Body Image: Seeing Ourselves Through God’s Eyes

As God-made, incarnate beings, we all live in bodies.

And because we all live in bodies, we all have a body image.

Body image is how we see our bodies when we look in the mirror, or conceive of our bodies in our minds.

It is what we  believe about our own appearance; how we feel about our bodies, including our height, shape, and weight; how we physically experience our bodies.

Beginning at a very young age, and continuing throughout our lives, many of us internalize messages that lead to either positive or negative body image.

Developing a positive, joyful body image—grounded in gratitude for the body as gift– is an important part of mental and spiritual well-being.

MILC and Soul Strong are excited to be joining forces to facilitate a two-part, interactive Zoom forum entitled Body Image: Seeing Ourselves Through God’s Eyes.

Inspired by the extraordinary stories of speakers Wendy Coates and Rita O’Link, participants will share and explore their own joys and struggles on the journey to body acceptance.

Tuesday, April 20th and 27th @ 6:30pm

Registration is now closed.

Reconciliation: The renewal of a covenant – Very Rev. Stan McKay

The Manitou Intentional Learning Community is excited to welcome the Very Reverend Stan McKay, former Moderator of the United Church of Canada, to lead a workshop entitled “Reconciliation: The renewal of a covenant” exploring the spirit and intent of treaties and an Indigenous philosophy of life – “All My Relations”.

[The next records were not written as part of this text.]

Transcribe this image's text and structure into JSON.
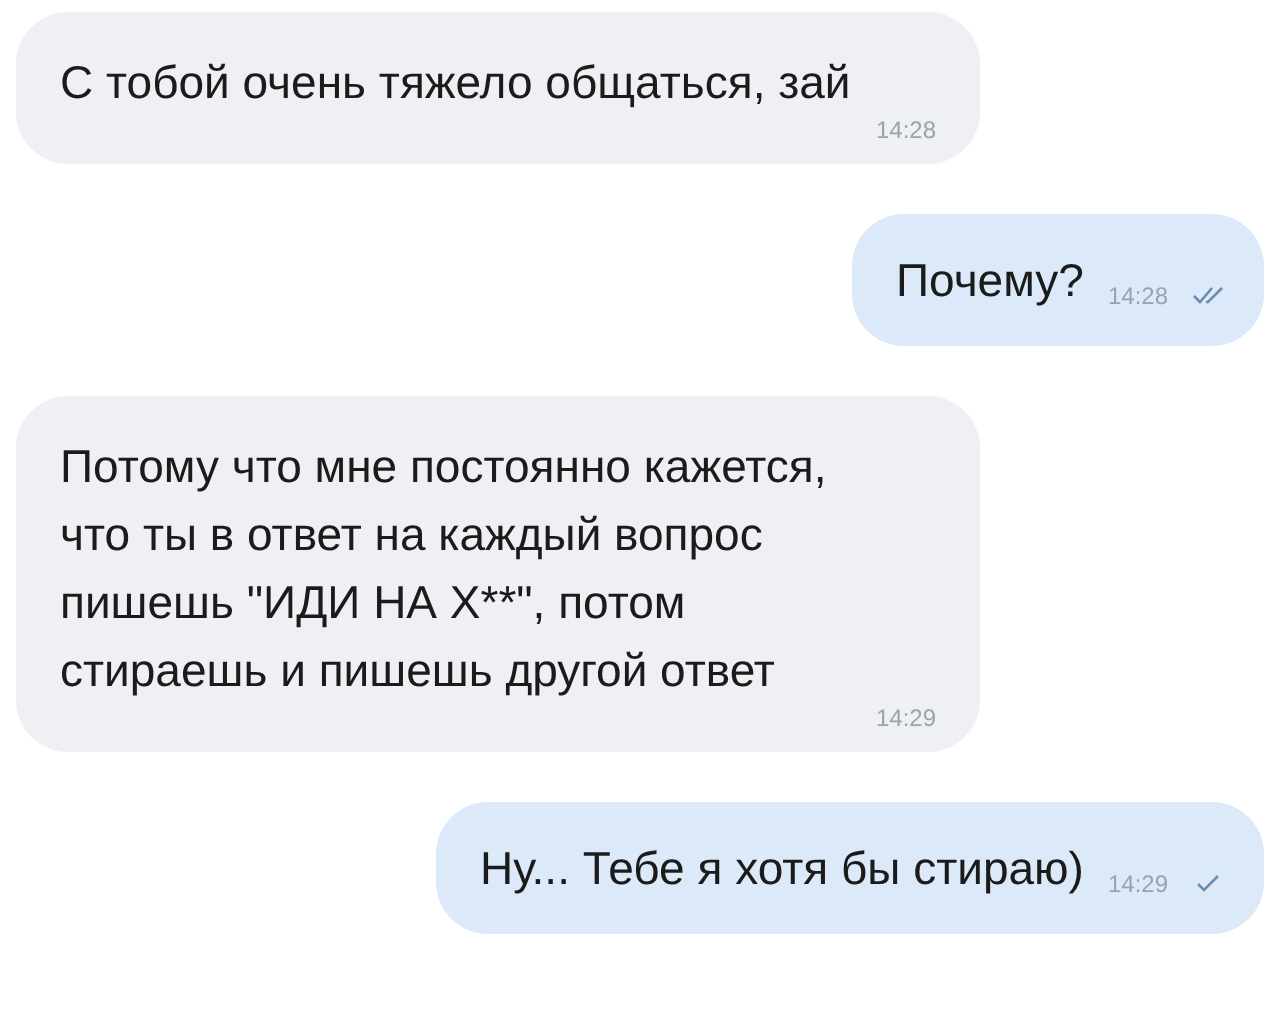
{
  "messages": [
    {
      "kind": "incoming",
      "text": "С тобой очень тяжело общаться, зай",
      "time": "14:28"
    },
    {
      "kind": "outgoing",
      "text": "Почему?",
      "time": "14:28",
      "read": true
    },
    {
      "kind": "incoming",
      "text": "Потому что мне постоянно кажется, что ты в ответ на каждый вопрос пишешь \"ИДИ НА Х**\", потом стираешь и пишешь другой ответ",
      "time": "14:29"
    },
    {
      "kind": "outgoing",
      "text": "Ну... Тебе я хотя бы стираю)",
      "time": "14:29",
      "read": false
    }
  ]
}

Wednesday, April 7th @ 7pm

Register for the Zoom workshop by clicking on Register.

Registration closed

McKay was born on Fisher River First Nation, a Cree community in Northern Manitoba and attended Fisher River Indian Day School and Birtle Indian Residential School. After ordination he served in pastoral ministry in Norway House and Fisher River, as national co-ordinator of Native Ministry, as the Director of the Dr. Jessie Saulteaux Center and from 1992 to 1994 as Moderator of the United Church of Canada. He is presently working to build cross-cultural relations and participating in dialogue addressing injustices resulting from colonial history.

McKay featured in the 2017 documentary film Truly and Humbly: Memories of the first Apology directed by Dr. Hoi Cheu of Laurentian University that traces the memories of those present at the 1986 United Church Apology to First Nations People. In the film, McKay suggests that our relationships with each other and with creation are broken, and that non-Indigenous people have much to learn from Indigenous philosophies of life.